__Problem statement__
Go through the data below line by line. Give only the number of lines that contain "address".

__Records shown__
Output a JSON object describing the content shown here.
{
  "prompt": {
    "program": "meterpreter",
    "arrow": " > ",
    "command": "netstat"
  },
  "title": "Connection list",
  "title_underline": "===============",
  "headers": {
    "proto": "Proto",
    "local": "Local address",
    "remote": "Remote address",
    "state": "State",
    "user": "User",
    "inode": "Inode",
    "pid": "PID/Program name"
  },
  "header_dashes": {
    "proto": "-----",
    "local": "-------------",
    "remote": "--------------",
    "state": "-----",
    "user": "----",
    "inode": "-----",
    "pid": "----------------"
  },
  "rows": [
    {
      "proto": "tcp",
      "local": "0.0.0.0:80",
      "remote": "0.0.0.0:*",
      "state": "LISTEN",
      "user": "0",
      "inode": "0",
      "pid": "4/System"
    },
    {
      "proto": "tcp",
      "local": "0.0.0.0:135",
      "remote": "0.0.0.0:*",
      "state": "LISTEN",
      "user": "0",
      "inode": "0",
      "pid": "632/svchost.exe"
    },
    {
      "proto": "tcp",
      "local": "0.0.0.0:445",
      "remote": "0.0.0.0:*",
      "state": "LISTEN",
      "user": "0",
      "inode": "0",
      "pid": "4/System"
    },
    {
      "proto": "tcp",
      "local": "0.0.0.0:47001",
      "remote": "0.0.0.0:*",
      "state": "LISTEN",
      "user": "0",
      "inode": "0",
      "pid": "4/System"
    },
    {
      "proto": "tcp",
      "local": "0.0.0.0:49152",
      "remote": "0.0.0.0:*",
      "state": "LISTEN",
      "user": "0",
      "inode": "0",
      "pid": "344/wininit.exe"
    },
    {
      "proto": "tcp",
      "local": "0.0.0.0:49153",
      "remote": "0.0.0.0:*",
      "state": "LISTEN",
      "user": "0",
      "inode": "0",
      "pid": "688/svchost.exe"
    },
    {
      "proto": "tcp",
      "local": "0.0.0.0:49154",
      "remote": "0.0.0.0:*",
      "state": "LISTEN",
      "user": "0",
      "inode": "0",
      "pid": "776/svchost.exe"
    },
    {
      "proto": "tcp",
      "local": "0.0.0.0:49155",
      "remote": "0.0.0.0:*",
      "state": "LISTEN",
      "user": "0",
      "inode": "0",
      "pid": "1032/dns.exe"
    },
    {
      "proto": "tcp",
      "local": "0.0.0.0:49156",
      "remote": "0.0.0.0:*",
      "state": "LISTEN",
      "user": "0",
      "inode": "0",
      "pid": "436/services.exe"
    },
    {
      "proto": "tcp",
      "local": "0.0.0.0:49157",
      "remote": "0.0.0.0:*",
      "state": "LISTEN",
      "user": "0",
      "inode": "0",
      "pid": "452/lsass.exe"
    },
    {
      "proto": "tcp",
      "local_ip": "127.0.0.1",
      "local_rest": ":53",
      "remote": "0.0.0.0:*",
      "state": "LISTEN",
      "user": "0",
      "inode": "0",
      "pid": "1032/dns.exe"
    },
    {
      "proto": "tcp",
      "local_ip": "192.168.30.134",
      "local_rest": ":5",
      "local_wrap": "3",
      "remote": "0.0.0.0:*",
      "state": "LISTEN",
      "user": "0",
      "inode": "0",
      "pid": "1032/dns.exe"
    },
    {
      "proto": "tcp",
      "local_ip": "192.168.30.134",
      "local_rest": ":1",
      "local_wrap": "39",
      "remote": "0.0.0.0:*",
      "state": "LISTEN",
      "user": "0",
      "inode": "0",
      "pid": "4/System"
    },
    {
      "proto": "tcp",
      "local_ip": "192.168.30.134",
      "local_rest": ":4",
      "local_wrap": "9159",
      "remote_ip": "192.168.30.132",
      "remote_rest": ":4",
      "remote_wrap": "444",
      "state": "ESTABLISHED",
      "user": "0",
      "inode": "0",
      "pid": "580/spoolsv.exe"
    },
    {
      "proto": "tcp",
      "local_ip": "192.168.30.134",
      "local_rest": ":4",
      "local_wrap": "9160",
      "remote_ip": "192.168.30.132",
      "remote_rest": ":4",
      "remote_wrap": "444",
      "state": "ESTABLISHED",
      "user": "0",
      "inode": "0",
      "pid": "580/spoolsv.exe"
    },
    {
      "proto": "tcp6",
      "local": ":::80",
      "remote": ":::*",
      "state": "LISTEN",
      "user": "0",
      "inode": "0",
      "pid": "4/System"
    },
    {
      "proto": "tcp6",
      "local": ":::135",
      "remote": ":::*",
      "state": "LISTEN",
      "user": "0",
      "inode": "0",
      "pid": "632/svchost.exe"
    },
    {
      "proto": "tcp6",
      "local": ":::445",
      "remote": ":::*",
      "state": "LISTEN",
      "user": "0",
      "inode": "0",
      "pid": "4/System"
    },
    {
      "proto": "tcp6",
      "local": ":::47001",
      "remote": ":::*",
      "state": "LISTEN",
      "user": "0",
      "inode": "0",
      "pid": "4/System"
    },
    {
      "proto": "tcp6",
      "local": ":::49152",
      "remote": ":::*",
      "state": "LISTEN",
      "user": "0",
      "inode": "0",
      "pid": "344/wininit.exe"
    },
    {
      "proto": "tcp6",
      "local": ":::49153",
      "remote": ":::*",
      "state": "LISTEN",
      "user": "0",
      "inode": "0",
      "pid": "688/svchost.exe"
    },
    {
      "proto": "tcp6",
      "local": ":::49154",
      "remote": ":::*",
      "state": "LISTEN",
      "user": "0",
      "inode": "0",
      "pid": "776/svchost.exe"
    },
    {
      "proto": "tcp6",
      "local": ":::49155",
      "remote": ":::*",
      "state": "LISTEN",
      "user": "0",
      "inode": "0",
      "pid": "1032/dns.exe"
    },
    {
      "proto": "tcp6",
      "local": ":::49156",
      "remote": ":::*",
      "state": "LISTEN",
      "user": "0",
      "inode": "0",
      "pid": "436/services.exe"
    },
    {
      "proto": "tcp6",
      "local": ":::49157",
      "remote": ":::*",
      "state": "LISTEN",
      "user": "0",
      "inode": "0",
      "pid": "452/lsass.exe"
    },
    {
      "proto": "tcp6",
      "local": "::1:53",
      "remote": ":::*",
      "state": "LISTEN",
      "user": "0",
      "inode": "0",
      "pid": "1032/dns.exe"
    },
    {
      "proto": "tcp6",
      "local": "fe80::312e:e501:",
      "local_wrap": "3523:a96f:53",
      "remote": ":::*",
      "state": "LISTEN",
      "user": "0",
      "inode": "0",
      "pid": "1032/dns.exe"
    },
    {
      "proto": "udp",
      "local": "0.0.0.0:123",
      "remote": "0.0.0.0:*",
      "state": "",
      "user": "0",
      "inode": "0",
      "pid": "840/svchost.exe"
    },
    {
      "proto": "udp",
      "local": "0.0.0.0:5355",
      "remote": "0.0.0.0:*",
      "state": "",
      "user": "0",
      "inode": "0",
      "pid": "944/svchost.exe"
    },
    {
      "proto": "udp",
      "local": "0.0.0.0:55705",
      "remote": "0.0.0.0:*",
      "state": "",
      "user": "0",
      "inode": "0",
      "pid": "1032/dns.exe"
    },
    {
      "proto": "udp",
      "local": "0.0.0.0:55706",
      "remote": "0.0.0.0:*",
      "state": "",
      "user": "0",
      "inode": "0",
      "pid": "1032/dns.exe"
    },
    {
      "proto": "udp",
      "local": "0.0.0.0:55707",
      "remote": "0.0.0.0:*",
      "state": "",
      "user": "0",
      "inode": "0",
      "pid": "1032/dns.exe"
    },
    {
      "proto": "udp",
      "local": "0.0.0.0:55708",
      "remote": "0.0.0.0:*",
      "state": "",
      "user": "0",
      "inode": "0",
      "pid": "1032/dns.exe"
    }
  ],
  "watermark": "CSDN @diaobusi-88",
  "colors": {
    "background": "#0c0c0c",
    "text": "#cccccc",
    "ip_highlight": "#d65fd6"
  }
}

__Reply to the task__
2